--- EXCERPTED DATA Enclosed Below ---

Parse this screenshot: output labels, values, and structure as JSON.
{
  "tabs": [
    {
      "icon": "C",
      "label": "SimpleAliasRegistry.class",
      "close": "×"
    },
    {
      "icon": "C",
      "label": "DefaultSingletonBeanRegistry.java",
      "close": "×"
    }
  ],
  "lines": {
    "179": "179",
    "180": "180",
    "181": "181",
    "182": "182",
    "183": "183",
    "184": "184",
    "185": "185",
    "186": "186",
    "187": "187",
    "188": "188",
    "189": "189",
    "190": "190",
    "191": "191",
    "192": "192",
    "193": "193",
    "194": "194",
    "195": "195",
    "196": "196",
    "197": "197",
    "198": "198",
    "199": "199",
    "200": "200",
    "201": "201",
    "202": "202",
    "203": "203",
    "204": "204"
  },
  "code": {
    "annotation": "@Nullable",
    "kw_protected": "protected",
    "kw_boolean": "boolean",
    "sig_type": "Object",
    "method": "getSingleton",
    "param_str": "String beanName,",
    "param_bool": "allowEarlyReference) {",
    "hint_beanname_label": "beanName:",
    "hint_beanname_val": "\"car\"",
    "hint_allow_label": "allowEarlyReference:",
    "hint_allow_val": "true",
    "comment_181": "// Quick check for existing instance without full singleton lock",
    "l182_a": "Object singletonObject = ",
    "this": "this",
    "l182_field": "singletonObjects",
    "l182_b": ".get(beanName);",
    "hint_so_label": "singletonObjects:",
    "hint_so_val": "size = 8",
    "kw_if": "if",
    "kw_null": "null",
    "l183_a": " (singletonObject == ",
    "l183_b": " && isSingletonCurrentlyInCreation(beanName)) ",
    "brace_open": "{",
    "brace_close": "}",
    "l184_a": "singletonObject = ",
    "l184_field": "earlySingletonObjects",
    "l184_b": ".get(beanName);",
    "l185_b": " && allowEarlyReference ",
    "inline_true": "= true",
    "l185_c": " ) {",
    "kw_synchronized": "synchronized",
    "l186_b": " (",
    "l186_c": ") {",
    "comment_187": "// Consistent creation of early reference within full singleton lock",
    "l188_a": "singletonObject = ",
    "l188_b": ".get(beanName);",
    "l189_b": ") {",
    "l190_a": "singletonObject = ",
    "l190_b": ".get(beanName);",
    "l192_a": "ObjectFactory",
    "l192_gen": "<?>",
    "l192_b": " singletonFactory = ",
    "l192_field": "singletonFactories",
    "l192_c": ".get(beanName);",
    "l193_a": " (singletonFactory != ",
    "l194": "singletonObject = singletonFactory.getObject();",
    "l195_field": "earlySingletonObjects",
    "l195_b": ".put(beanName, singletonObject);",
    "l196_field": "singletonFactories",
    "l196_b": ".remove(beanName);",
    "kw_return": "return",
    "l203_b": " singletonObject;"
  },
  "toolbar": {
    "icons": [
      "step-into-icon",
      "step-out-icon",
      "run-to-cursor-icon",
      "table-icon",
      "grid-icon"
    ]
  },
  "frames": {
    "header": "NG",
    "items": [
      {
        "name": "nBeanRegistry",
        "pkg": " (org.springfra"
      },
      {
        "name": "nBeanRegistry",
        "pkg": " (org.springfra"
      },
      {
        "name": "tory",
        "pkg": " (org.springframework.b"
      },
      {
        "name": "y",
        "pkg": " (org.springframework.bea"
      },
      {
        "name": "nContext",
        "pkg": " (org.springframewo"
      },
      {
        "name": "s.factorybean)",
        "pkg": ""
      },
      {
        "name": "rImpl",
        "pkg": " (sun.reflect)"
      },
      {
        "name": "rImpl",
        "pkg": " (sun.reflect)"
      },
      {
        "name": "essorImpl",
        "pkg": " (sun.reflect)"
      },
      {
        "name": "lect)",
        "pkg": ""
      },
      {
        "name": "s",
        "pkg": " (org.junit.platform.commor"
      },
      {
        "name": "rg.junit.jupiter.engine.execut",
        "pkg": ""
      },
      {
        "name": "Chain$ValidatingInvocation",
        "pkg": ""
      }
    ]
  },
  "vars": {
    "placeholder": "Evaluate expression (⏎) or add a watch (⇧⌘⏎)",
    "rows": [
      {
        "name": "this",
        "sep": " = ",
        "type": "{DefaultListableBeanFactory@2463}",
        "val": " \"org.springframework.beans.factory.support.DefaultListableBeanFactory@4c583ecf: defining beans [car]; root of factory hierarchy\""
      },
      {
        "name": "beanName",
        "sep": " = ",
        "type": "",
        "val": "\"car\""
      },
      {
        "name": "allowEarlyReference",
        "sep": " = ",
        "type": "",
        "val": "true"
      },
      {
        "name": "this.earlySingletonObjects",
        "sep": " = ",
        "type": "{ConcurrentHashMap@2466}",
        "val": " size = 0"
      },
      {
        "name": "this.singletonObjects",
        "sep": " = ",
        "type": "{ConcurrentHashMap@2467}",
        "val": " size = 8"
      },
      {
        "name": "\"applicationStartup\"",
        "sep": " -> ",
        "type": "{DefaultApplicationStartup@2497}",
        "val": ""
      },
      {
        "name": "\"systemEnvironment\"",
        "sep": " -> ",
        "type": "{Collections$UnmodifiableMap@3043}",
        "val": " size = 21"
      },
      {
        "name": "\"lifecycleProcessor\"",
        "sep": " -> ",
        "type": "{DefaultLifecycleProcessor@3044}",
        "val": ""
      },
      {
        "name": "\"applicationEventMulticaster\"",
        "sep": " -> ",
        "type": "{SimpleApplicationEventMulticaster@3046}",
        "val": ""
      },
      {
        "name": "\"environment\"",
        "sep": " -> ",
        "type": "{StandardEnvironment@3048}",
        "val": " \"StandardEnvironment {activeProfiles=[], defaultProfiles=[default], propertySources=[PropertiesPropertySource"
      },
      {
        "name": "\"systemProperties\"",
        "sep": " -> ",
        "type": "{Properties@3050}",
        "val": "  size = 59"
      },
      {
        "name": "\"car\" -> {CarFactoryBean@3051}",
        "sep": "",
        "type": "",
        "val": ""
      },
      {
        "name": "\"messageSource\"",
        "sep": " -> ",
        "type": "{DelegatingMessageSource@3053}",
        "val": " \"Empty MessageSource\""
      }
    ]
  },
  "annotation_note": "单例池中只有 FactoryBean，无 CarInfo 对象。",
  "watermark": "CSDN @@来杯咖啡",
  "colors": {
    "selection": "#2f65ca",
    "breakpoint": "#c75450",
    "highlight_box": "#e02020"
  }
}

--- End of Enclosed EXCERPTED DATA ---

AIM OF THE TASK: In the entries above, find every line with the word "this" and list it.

RESPONSE AREA:
Parse this screenshot: output labels, values, and structure as JSON.
    "this": "this",
        "name": "this",
        "name": "this.earlySingletonObjects",
        "name": "this.singletonObjects",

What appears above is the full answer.